**Work order**:
Write the records below out again exactly as given, with no images.
★ ★ ★ ★
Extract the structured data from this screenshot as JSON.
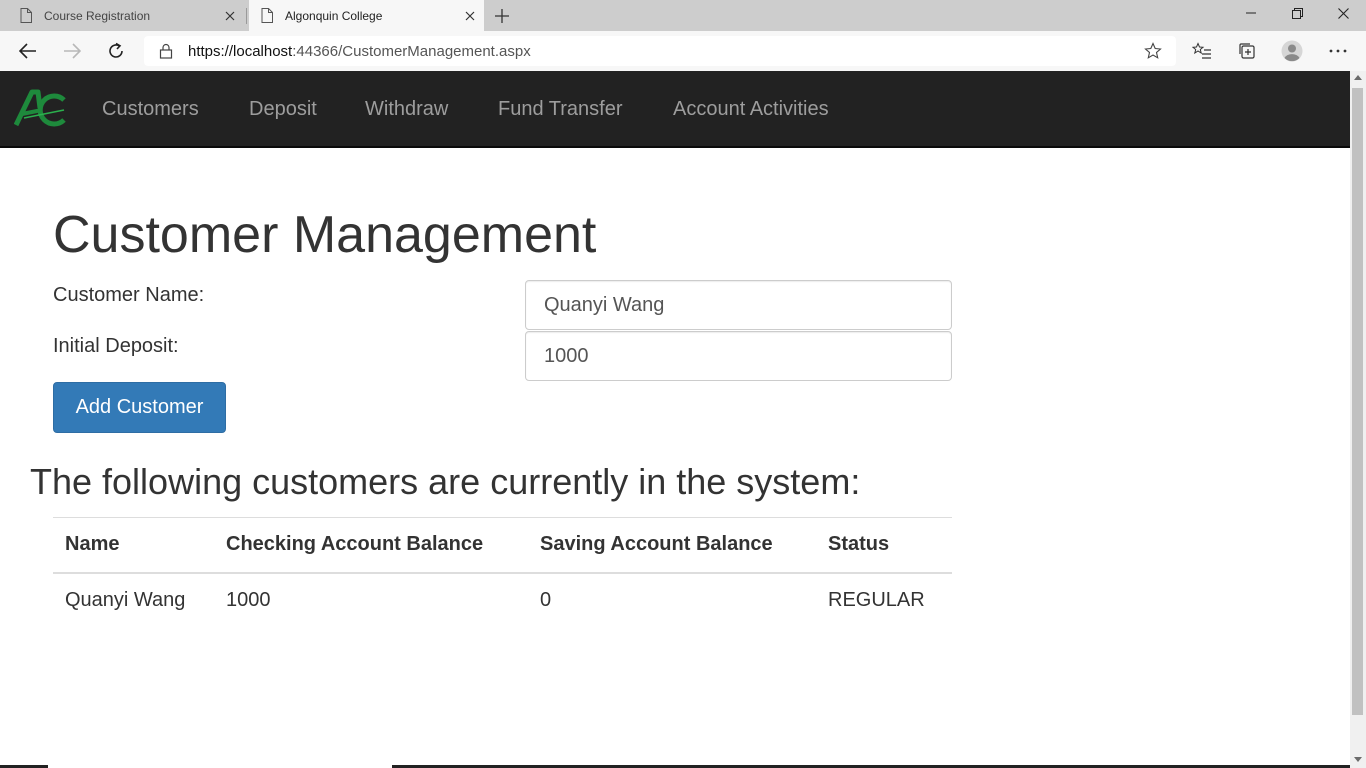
{
  "browser": {
    "tabs": [
      {
        "label": "Course Registration",
        "active": false
      },
      {
        "label": "Algonquin College",
        "active": true
      }
    ],
    "url": "https://localhost:44366/CustomerManagement.aspx",
    "url_host": "https://localhost",
    "url_rest": ":44366/CustomerManagement.aspx"
  },
  "navbar": {
    "brand_text": "AC",
    "links": [
      "Customers",
      "Deposit",
      "Withdraw",
      "Fund Transfer",
      "Account Activities"
    ]
  },
  "main": {
    "title": "Customer Management",
    "form": {
      "name_label": "Customer Name:",
      "name_value": "Quanyi Wang",
      "deposit_label": "Initial Deposit:",
      "deposit_value": "1000",
      "submit_label": "Add Customer"
    },
    "list_heading": "The following customers are currently in the system:",
    "table": {
      "headers": [
        "Name",
        "Checking Account Balance",
        "Saving Account Balance",
        "Status"
      ],
      "rows": [
        [
          "Quanyi Wang",
          "1000",
          "0",
          "REGULAR"
        ]
      ]
    }
  },
  "colors": {
    "navbar_bg": "#222222",
    "nav_link": "#9d9d9d",
    "primary_button": "#337ab7",
    "brand_green": "#1e8a3c"
  }
}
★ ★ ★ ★
**Output of the exercise**:
Extract the structured data from this screenshot as JSON.
{
  "browser": {
    "tabs": [
      {
        "label": "Course Registration",
        "active": false
      },
      {
        "label": "Algonquin College",
        "active": true
      }
    ],
    "url": "https://localhost:44366/CustomerManagement.aspx",
    "url_host": "https://localhost",
    "url_rest": ":44366/CustomerManagement.aspx"
  },
  "navbar": {
    "brand_text": "AC",
    "links": [
      "Customers",
      "Deposit",
      "Withdraw",
      "Fund Transfer",
      "Account Activities"
    ]
  },
  "main": {
    "title": "Customer Management",
    "form": {
      "name_label": "Customer Name:",
      "name_value": "Quanyi Wang",
      "deposit_label": "Initial Deposit:",
      "deposit_value": "1000",
      "submit_label": "Add Customer"
    },
    "list_heading": "The following customers are currently in the system:",
    "table": {
      "headers": [
        "Name",
        "Checking Account Balance",
        "Saving Account Balance",
        "Status"
      ],
      "rows": [
        [
          "Quanyi Wang",
          "1000",
          "0",
          "REGULAR"
        ]
      ]
    }
  },
  "colors": {
    "navbar_bg": "#222222",
    "nav_link": "#9d9d9d",
    "primary_button": "#337ab7",
    "brand_green": "#1e8a3c"
  }
}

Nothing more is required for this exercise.